In my view this is good stuff but how much of it will survive the inevitable political trade-offs remains to be seen. That’s why both B.A.S.S. and the Angling Trust are pushing hard for the UK to adopt a management plan for bass in our territorial waters. After all, this is primarily an inshore species and other EU countries such as the Netherlands and Ireland have introduced bass minimum landing sizes and other management measures rather than leaving it all to Europe. Unfortunately, ‘leaving it to Europe’ has been our own government’s preferred position up until now but there’s some signs of a welcome shift. At a recent Angling Summit at Defra we challenged George Eustice and showed how reports from his own scientists demonstrated that bass displayed considerable site fidelity and that domestic technical measures could make a real difference.
These results, taken with those of an earlier study on the recruitment patterns of bass from UK nursery areas (Pickett et al., 2004), suggest that the main benefits (in terms of yield) of management aimed at protecting juvenile sea bass in coastal waters of England and Wales accrue chiefly to fisheries operating within the UK 6-mile zone. (Pawson et al 2007)
This is why now is the right time for everyone who cares about the future of this wonderful fish to to pick up a pen or start tapping on a keyboard in order to let our MPs know that we are expecting to see action to save British bass stocks, not just in Europe but here at home. We have made it as easy as possible for anglers to get involved with a special Fishing Lines briefing on bass conservation from the Angling Trust and a draft letter to MPs which can be downloaded from our website here:
Letter template – http://bit.ly/basstemplate
Fishing Lines briefing – http://bit.ly/bassbriefing
In addition it would be helpful to remind the government of what their own officials are saying about UK bass management measures:
George Eustice’s confirmation of the previous Ministerial undertaking to review the domestic minimum landing size for bass still stands in this regard in recent correspondence. Against the background of EU developments our domestic management role remains particularly important in consideration of the site fidelity characteristics of bass, meaning local management will make a key contribution.
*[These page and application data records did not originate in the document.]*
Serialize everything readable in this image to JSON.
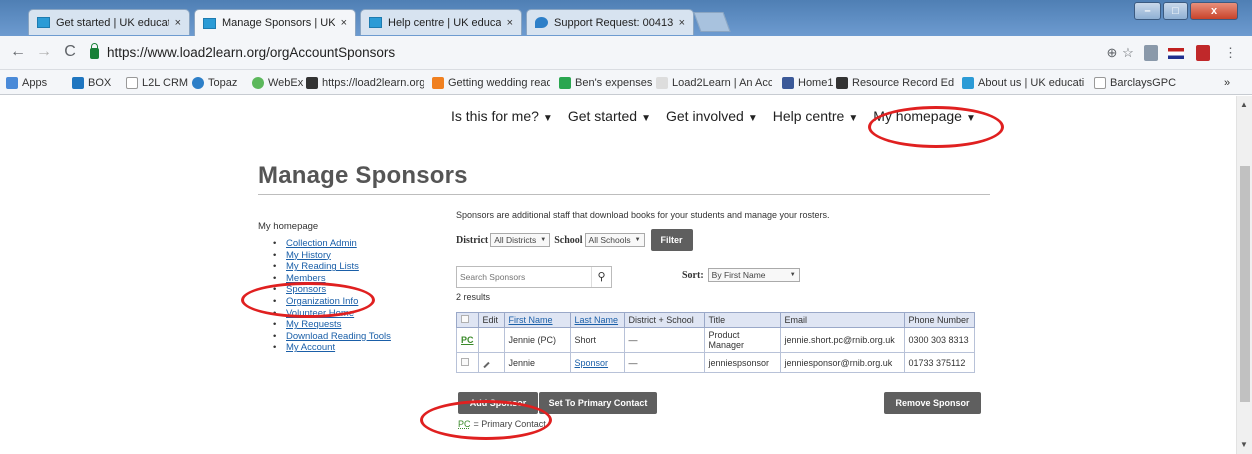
{
  "tabs": [
    {
      "label": "Get started | UK educatio",
      "close": "×"
    },
    {
      "label": "Manage Sponsors | UK edu",
      "close": "×"
    },
    {
      "label": "Help centre | UK educatio",
      "close": "×"
    },
    {
      "label": "Support Request: 00413",
      "close": "×"
    }
  ],
  "window_controls": {
    "minimize": "–",
    "maximize": "□",
    "close": "x"
  },
  "address_bar": {
    "url": "https://www.load2learn.org/orgAccountSponsors"
  },
  "bookmarks": [
    "Apps",
    "BOX",
    "L2L CRM",
    "Topaz",
    "WebEx",
    "https://load2learn.org",
    "Getting wedding read",
    "Ben's expenses",
    "Load2Learn | An Acce",
    "Home1",
    "Resource Record Edit",
    "About us | UK educati",
    "BarclaysGPC",
    "»"
  ],
  "top_nav": [
    "Is this for me?",
    "Get started",
    "Get involved",
    "Help centre",
    "My homepage"
  ],
  "page_title": "Manage Sponsors",
  "sidebar": {
    "heading": "My homepage",
    "links": [
      "Collection Admin",
      "My History",
      "My Reading Lists",
      "Members",
      "Sponsors",
      "Organization Info",
      "Volunteer Home",
      "My Requests",
      "Download Reading Tools",
      "My Account"
    ]
  },
  "content": {
    "intro": "Sponsors are additional staff that download books for your students and manage your rosters.",
    "district_label": "District",
    "district_value": "All Districts",
    "school_label": "School",
    "school_value": "All Schools",
    "filter_button": "Filter",
    "search_placeholder": "Search Sponsors",
    "sort_label": "Sort:",
    "sort_value": "By First Name",
    "results": "2 results"
  },
  "table": {
    "headers": [
      "",
      "Edit",
      "First Name",
      "Last Name",
      "District + School",
      "Title",
      "Email",
      "Phone Number"
    ],
    "rows": [
      {
        "badge": "PC",
        "edit": "",
        "first": "Jennie (PC)",
        "last": "Short",
        "district": "—",
        "title": "Product Manager",
        "email": "jennie.short.pc@rnib.org.uk",
        "phone": "0300 303 8313"
      },
      {
        "badge": "",
        "edit": "pencil",
        "first": "Jennie",
        "last": "Sponsor",
        "district": "—",
        "title": "jenniespsonsor",
        "email": "jenniesponsor@rnib.org.uk",
        "phone": "01733 375112"
      }
    ]
  },
  "buttons": {
    "add": "Add Sponsor",
    "set_primary": "Set To Primary Contact",
    "remove": "Remove Sponsor"
  },
  "legend": {
    "code": "PC",
    "text": "= Primary Contact"
  },
  "colors": {
    "annotation": "#e02020",
    "link": "#1a5fa8",
    "button": "#5f5f5f",
    "table_header": "#dfe5f3"
  }
}
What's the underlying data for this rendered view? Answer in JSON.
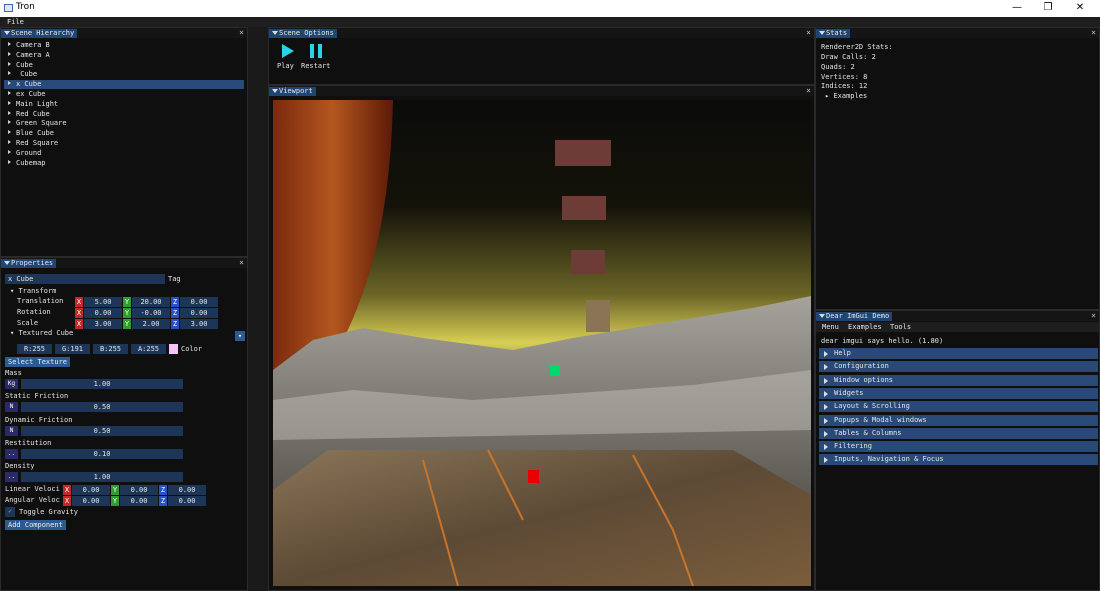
{
  "window": {
    "title": "Tron",
    "minimize": "—",
    "maximize": "❐",
    "close": "✕"
  },
  "menubar": {
    "file": "File"
  },
  "hierarchy": {
    "title": "Scene Hierarchy",
    "items": [
      "Camera B",
      "Camera A",
      "Cube",
      " Cube",
      "x Cube",
      "ex Cube",
      "Main Light",
      "Red Cube",
      "Green Square",
      "Blue Cube",
      "Red Square",
      "Ground",
      "Cubemap"
    ],
    "selected_index": 4
  },
  "properties": {
    "title": "Properties",
    "name_value": "x Cube",
    "tag_label": "Tag",
    "transform_label": "Transform",
    "translation_label": "Translation",
    "rotation_label": "Rotation",
    "scale_label": "Scale",
    "translation": [
      "5.00",
      "20.00",
      "0.00"
    ],
    "rotation": [
      "0.00",
      "-0.00",
      "0.00"
    ],
    "scale": [
      "3.00",
      "2.00",
      "3.00"
    ],
    "axis_x": "X",
    "axis_y": "Y",
    "axis_z": "Z",
    "textured_cube_label": "Textured Cube",
    "color_r": "R:255",
    "color_g": "G:191",
    "color_b": "B:255",
    "color_a": "A:255",
    "color_label": "Color",
    "color_swatch": "#f7c3f7",
    "select_texture": "Select Texture",
    "mass_label": "Mass",
    "mass_unit": "Kg",
    "mass_value": "1.00",
    "static_friction_label": "Static Friction",
    "static_friction_unit": "N",
    "static_friction_value": "0.50",
    "dynamic_friction_label": "Dynamic Friction",
    "dynamic_friction_unit": "N",
    "dynamic_friction_value": "0.50",
    "restitution_label": "Restitution",
    "restitution_unit": "..",
    "restitution_value": "0.10",
    "density_label": "Density",
    "density_unit": "..",
    "density_value": "1.00",
    "linear_label": "Linear Veloci",
    "linear": [
      "0.00",
      "0.00",
      "0.00"
    ],
    "angular_label": "Angular Veloc",
    "angular": [
      "0.00",
      "0.00",
      "0.00"
    ],
    "toggle_gravity": "Toggle Gravity",
    "add_component": "Add Component"
  },
  "scene_options": {
    "title": "Scene Options",
    "play": "Play",
    "restart": "Restart"
  },
  "viewport": {
    "title": "Viewport"
  },
  "stats": {
    "title": "Stats",
    "header": "Renderer2D Stats:",
    "draw_calls": "Draw Calls: 2",
    "quads": "Quads: 2",
    "vertices": "Vertices: 8",
    "indices": "Indices: 12",
    "examples": "Examples"
  },
  "demo": {
    "title": "Dear ImGui Demo",
    "menu_menu": "Menu",
    "menu_examples": "Examples",
    "menu_tools": "Tools",
    "hello": "dear imgui says hello. (1.80)",
    "sections": [
      "Help",
      "Configuration",
      "Window options",
      "Widgets",
      "Layout & Scrolling",
      "Popups & Modal windows",
      "Tables & Columns",
      "Filtering",
      "Inputs, Navigation & Focus"
    ]
  },
  "colors": {
    "accent": "#1f4574",
    "play_icon": "#29d3e8",
    "header_bg": "#294a78"
  }
}
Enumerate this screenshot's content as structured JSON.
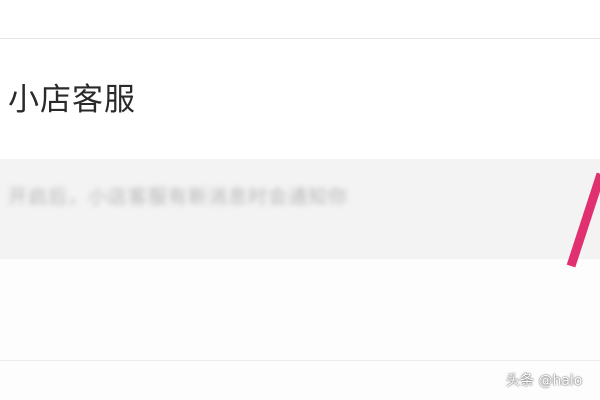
{
  "header_partial": {
    "text": ""
  },
  "setting": {
    "title": "小店客服",
    "description": "开启后，小店客服有新消息时会通知你"
  },
  "next_setting": {
    "label": ""
  },
  "annotation": {
    "color": "#e0306f"
  },
  "watermark": {
    "text": "头条 @halo"
  }
}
To make a difference we need thousands of letters and emails from concerned anglers pressing parliamentarians to raise the issue with the Fisheries Ministers and to table parliamentary questions demanding action to save our bass. Most importantly we need an immediate increase in the current minimum landing size from 36cms to 45 – 48cms in order to allow bass to successfully reach their initial spawning size of 42cms and to complete their life cycles. Many of us would like to go further with the introduction of slot size limits to protect the bigger, more fertile, trophy fish which are of such value to any fishery. We also want to press for an end to commercial harvesting during the spring spawning period, restrictions on pairs trawling and trammel netting, which have done so much damage already, and for a significant expansion in estuarine bass nursery areas where juvenile fish can be afforded greater protection.
It would be great if you joined the Angling Trust and B.A.S.S. in order to contribute to the fight to save our bass but if you do nothing else this week please at least find ten minutes to download the info and ping off some choice words to your local MP.
You can get their details from: http://www.parliament.uk/mps-lords-and-offices/mps/
To join the Angling Trust go to: http://www.anglingtrust.net/page.asp?section=32§ionTitle=Join+Angling+Trust
And for B.A.S.S. go to: http://www.ukbass.com/join-us/
Remember – our bass are in trouble and they need all the help we can give !